Then it's a decision about whether the scutellum is intensely black and whether vein a1 ends far beyond the base of the fork in vein m. If the answer to both is no, then you are led to a choice of antennal colour. If all dark (as in this specimen), it is Lonchoptera lutea, which is far the commonest species.
Lonchoptera only from the photos, I suspect.
My Flickr photos...
some other views of the middle tibia - there appear to be three bristles in all on that section of leg. '..anteroventral bristle in distal half' a bristle very low on the tibia, pointing forward? The scutellum looks quite dark but I'm not sure there's enough venation visible, perhaps image 6.
It's walking about on the outside of the tube as it's a second fly I'd just decided was the same as one collected moments earlier. In fact the one I've just pinned seems to have a reddish thorax and scutellum (making this one look much darker) so might be different, though certainly the same genus.
Yes I know what you'd think of that sort of 'fieldwork'.

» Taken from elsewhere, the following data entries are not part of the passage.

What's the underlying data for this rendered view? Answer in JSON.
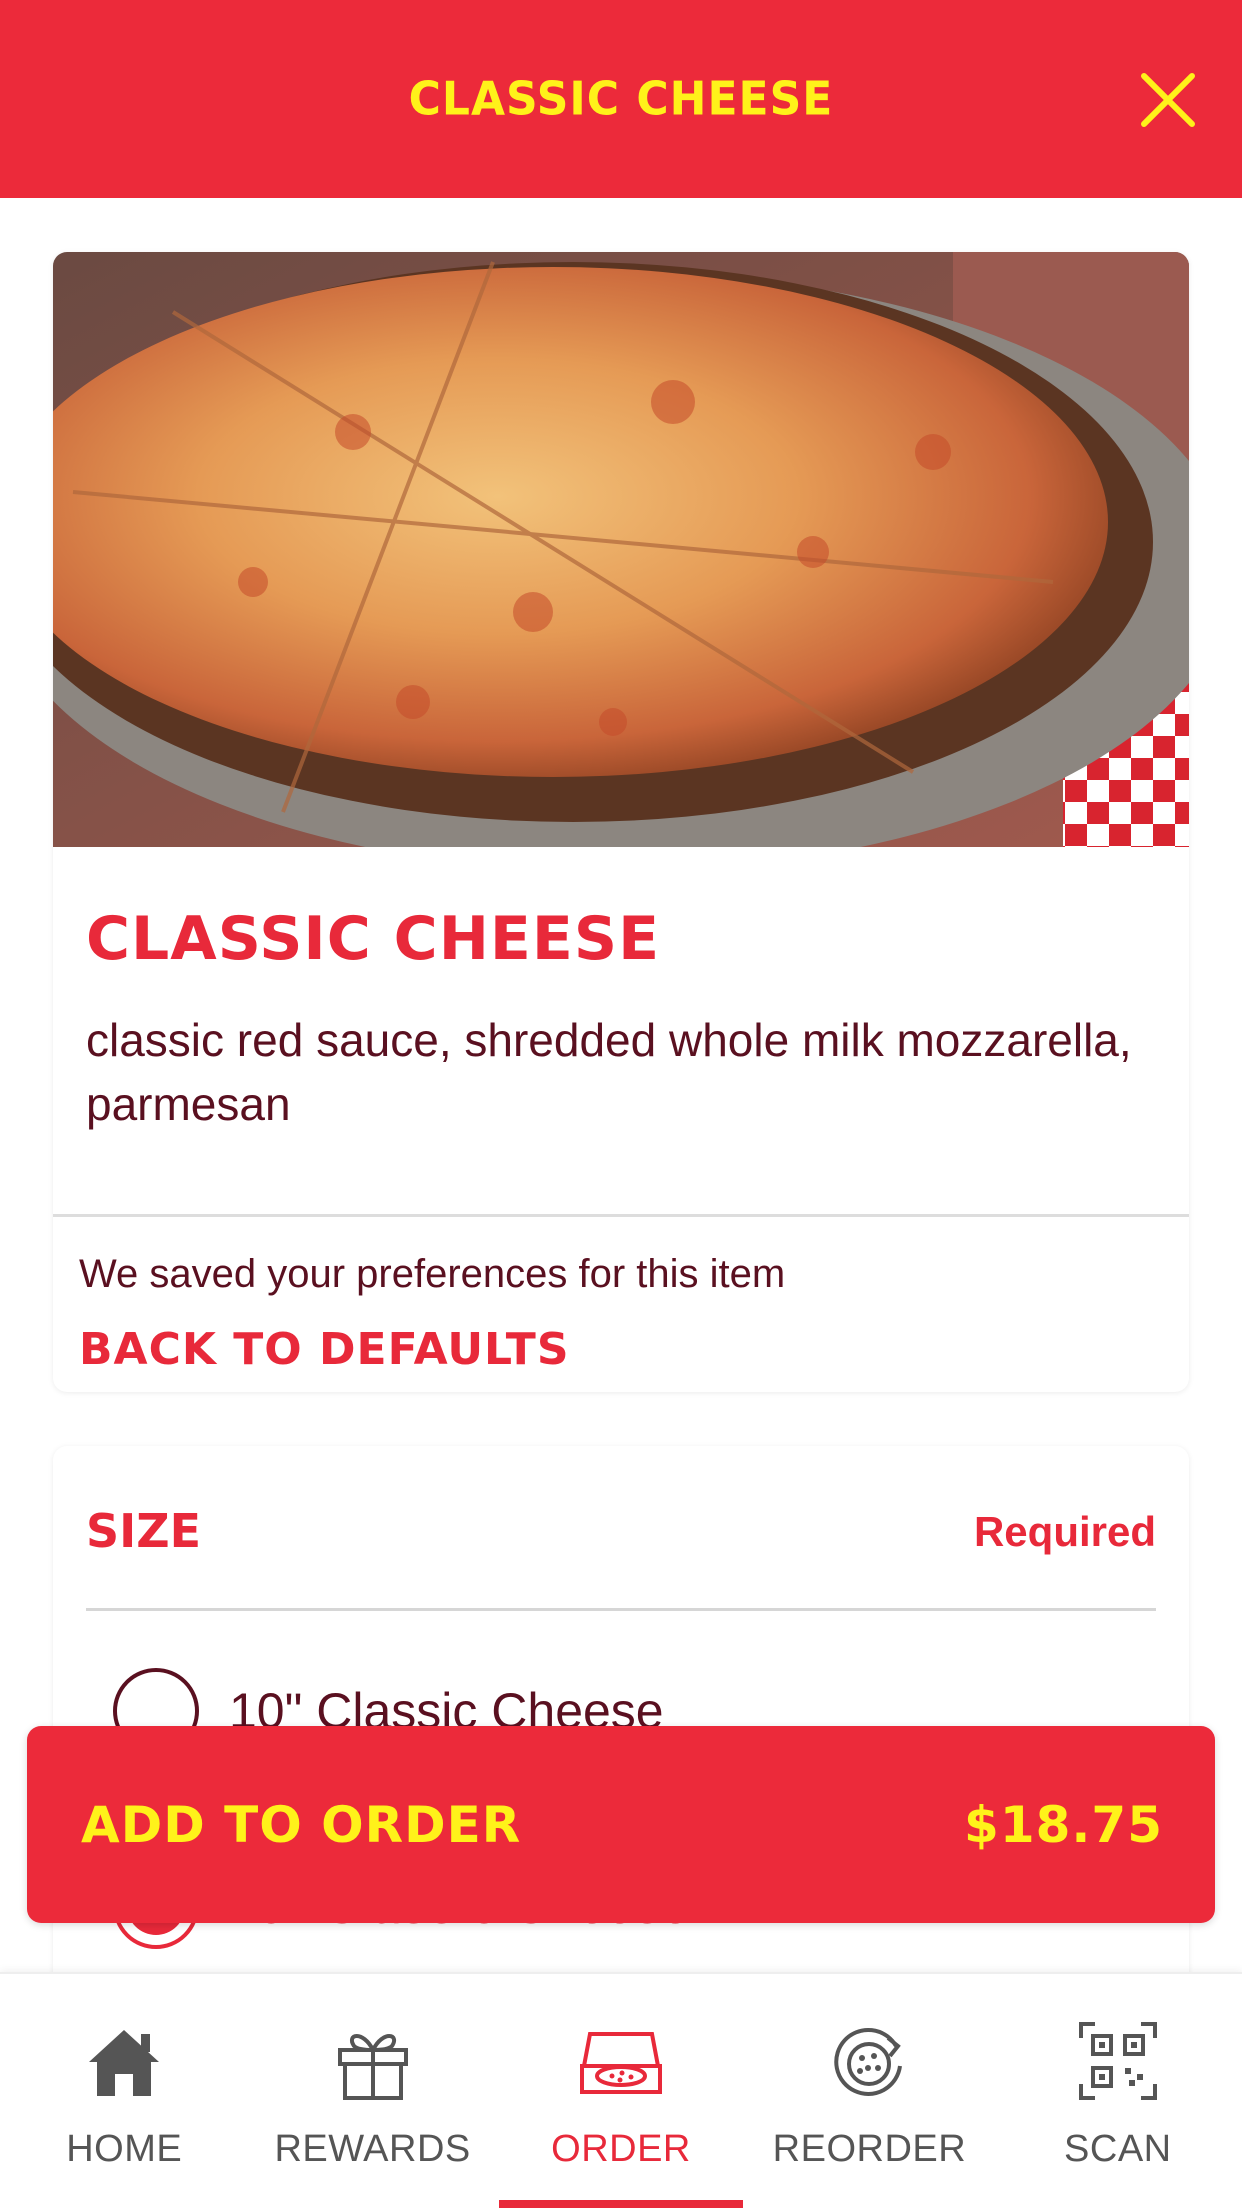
{
  "header": {
    "title": "CLASSIC CHEESE"
  },
  "item": {
    "title": "CLASSIC CHEESE",
    "description": "classic red sauce, shredded whole milk mozzarella, parmesan",
    "preferences_note": "We saved your preferences for this item",
    "back_to_defaults": "BACK TO DEFAULTS"
  },
  "size": {
    "title": "SIZE",
    "required": "Required",
    "options": [
      {
        "label": "10\" Classic Cheese",
        "selected": false
      },
      {
        "label": "16\" Classic Cheese",
        "selected": true
      }
    ]
  },
  "add_to_order": {
    "label": "ADD TO ORDER",
    "price": "$18.75"
  },
  "tabbar": {
    "tabs": [
      {
        "label": "HOME",
        "icon": "home-icon",
        "active": false
      },
      {
        "label": "REWARDS",
        "icon": "gift-icon",
        "active": false
      },
      {
        "label": "ORDER",
        "icon": "pizza-box-icon",
        "active": true
      },
      {
        "label": "REORDER",
        "icon": "reorder-pizza-icon",
        "active": false
      },
      {
        "label": "SCAN",
        "icon": "qr-code-icon",
        "active": false
      }
    ]
  },
  "colors": {
    "brand_red": "#ec2a3a",
    "brand_yellow": "#fff21a",
    "text_maroon": "#5a1020",
    "tab_gray": "#555555"
  }
}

The consolation was great views of the live fly in good light on a firm surface with no perspex in the way, for ages. It even walked back into the tube.
Smith (1969) out of print but an ebay listing which ended yesterday was relisted - briefly - today. At a tenner seems almost theft by finding
latest pics and diptera videos
With only 7 species...it's a very thin book!
...in French, but does the job.
Lonchoptera lutea, the common one, is very variable in colour, as far as I know.
Thanks for that link Ophrys, hadn't seen that before.
Entomologist and biological recorder
a scutellata from south of Copenhagen, confirmed by Walther Gritsch (who some may know from diptera info):
I wonder if anyone's seen one here
Lat/Lng: 51.6047, -0.0783
OS grid ref: TQ331912